Aamir Khurso sits at the front desk of his cyber café, watching the rain. On the wall behind him is a black and white printout asking customers to present their ID cards. There aren’t too many customers, just a few youngsters peering into bulky, old CRT monitors inside small white cubicles. A musty smell pervades the place.
“Few people come here. I wonder if it’s time to shut down this place,” says the 37-year-old owner of Firefox Internet Cafe in east Delhi. “A decade ago, there used to be a waiting period to use the internet.”
Cyber cafes symbolised India’s nascent internet revolution and introduced a generation to the World Wide Web. The first one, named simply CyberCafe, opened at Mumbai’s Leela hotel in 1996, a year after VSNL brought the internet to India. Soon after, Delhi got its first, Cyber Club, at the ITC Maurya hotel. Both no longer exist.
By 2005, India had 200,000 Net cafes. That number is now down to 72,000, according to the Cyber Café Association of India.
This year marks 20 years of the advent of the cyber café in India, and their numbers are fast dwindling — the Capital has 2,500 of them from 8,000 in 2008.
Going back to the summer of 2000 when he started out, Khurso says, “I was 22 and wanted to do something different. It was fashionable then to open cyber cafes. They were the start-ups of those days. We were the first to spread digital literacy, but now we are out of work.”

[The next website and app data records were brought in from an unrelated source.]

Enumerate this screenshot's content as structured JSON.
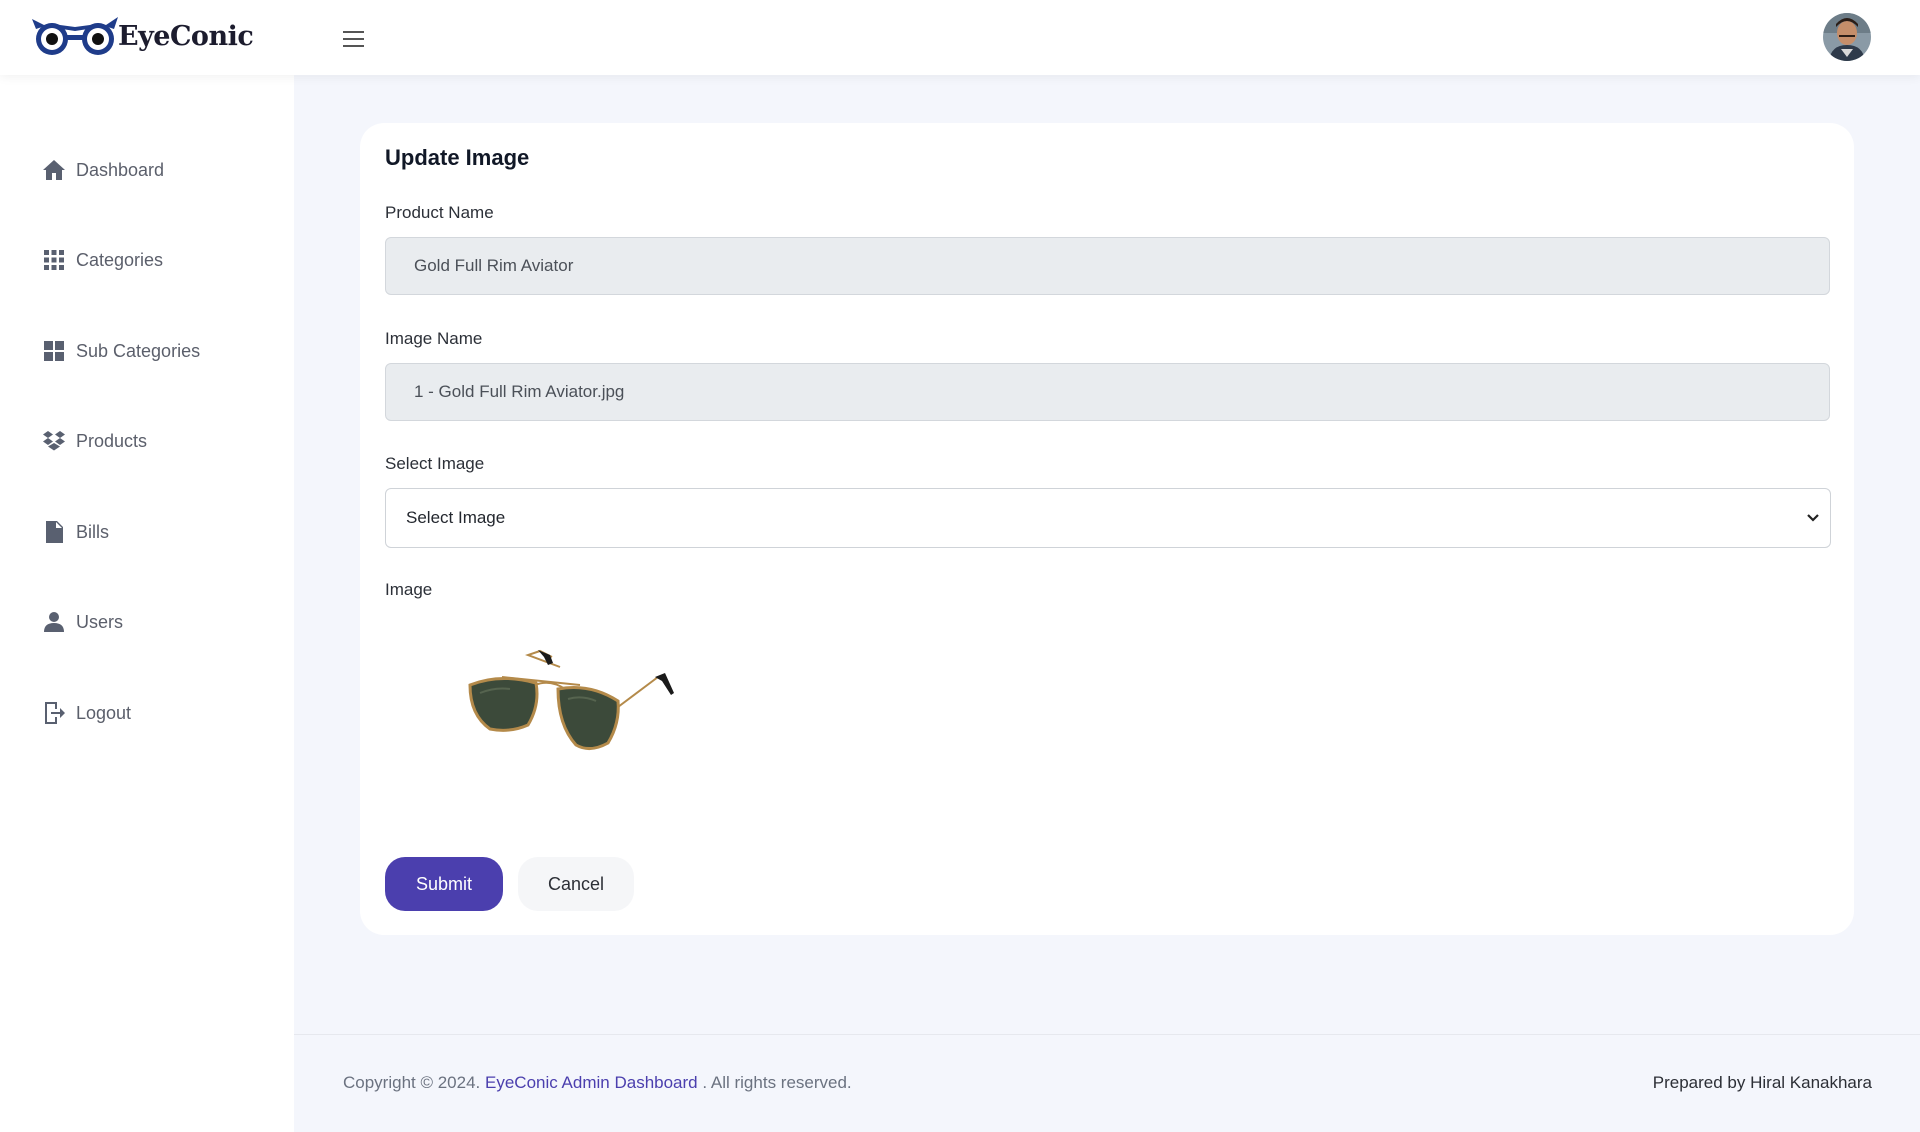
{
  "brand": {
    "name": "EyeConic"
  },
  "colors": {
    "accent": "#4b3fae",
    "sidebar_icon": "#596070",
    "page_bg": "#f4f6fc"
  },
  "sidebar": {
    "items": [
      {
        "label": "Dashboard",
        "icon": "home-icon"
      },
      {
        "label": "Categories",
        "icon": "grid-dots-icon"
      },
      {
        "label": "Sub Categories",
        "icon": "grid-squares-icon"
      },
      {
        "label": "Products",
        "icon": "boxes-icon"
      },
      {
        "label": "Bills",
        "icon": "document-icon"
      },
      {
        "label": "Users",
        "icon": "user-icon"
      },
      {
        "label": "Logout",
        "icon": "logout-icon"
      }
    ]
  },
  "form": {
    "title": "Update Image",
    "product_name_label": "Product Name",
    "product_name_value": "Gold Full Rim Aviator",
    "image_name_label": "Image Name",
    "image_name_value": "1 - Gold Full Rim Aviator.jpg",
    "select_image_label": "Select Image",
    "select_image_value": "Select Image",
    "image_label": "Image",
    "submit_label": "Submit",
    "cancel_label": "Cancel"
  },
  "footer": {
    "copyright_prefix": "Copyright © 2024.",
    "link_text": "EyeConic Admin Dashboard",
    "copyright_suffix": ". All rights reserved.",
    "prepared_by": "Prepared by Hiral Kanakhara"
  }
}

With growing internet access at home and work, cyber café owners like Khurso now offer online utility services — air and rail ticketing, money transfer, online applications, scanning and printouts — to earn a living.
“In the early days, 200 people visited my cafe every day and the wait for a slot could stretch to two hours. We began to lose business sharply around 2011, when the smartphone became popular,” says Naresh Kumar, 38, who runs the café True Education in Janakpuri.
According to a Tata Consultancy Services study, 5% internet users in India visited cyber cafes in 2013 against 46% in 2009. During this period, internet use at home rose from 58% to 78%.
Mobile Internet user base went up from 238 million in June 2014 to 306 million in December 2015, says a report of the Internet and Mobile Association of India-IMRB International.
Most cyber café owners started out in their early 20s and say it is tough making new plans in their late thirties.
“The income is also meagre. I charge Rs 11 an hour but there are still few takers,” says Khurso.
That’s a far cry from the days when Calculus in Connaught Place charged Rs 150 an hour while the hourly rate at cafes in five-star hotels was Rs 800. Cities like Bangalore had fancy cyber cafes with liveried waiters.
For many, the demise of the internet café means the end of landmarks of their youth.
“Our customers came for Yahoo chats, Hotmail and Orkut. For my generation, Yahoo was a tech giant. (Hotmail founder) Sabeer Bhatia, and not (Facebook’s) Mark Zuckerberg, was our hero,” says Khusro.
Aman Sharma, 40, of Paschim Vihar says it was “cool” visiting cyber cafes. “We not only learnt to use the internet but cyber cafes were a social space where we made friends. I met my girlfriend at one.”
So, is it the end of the cyber café in India?
Amrita Choudhury, president of the Cyber Café Association of India, believes they can stay relevant, giving the example of the Common Service Center — internet access points delivering government-to-consumer services under the Digital India programme.
“Internet penetration is still very low in India and there are many who cannot afford a computer or smartphone. Cyber cafes can bridge that digital divide, which is creating an economic divide.”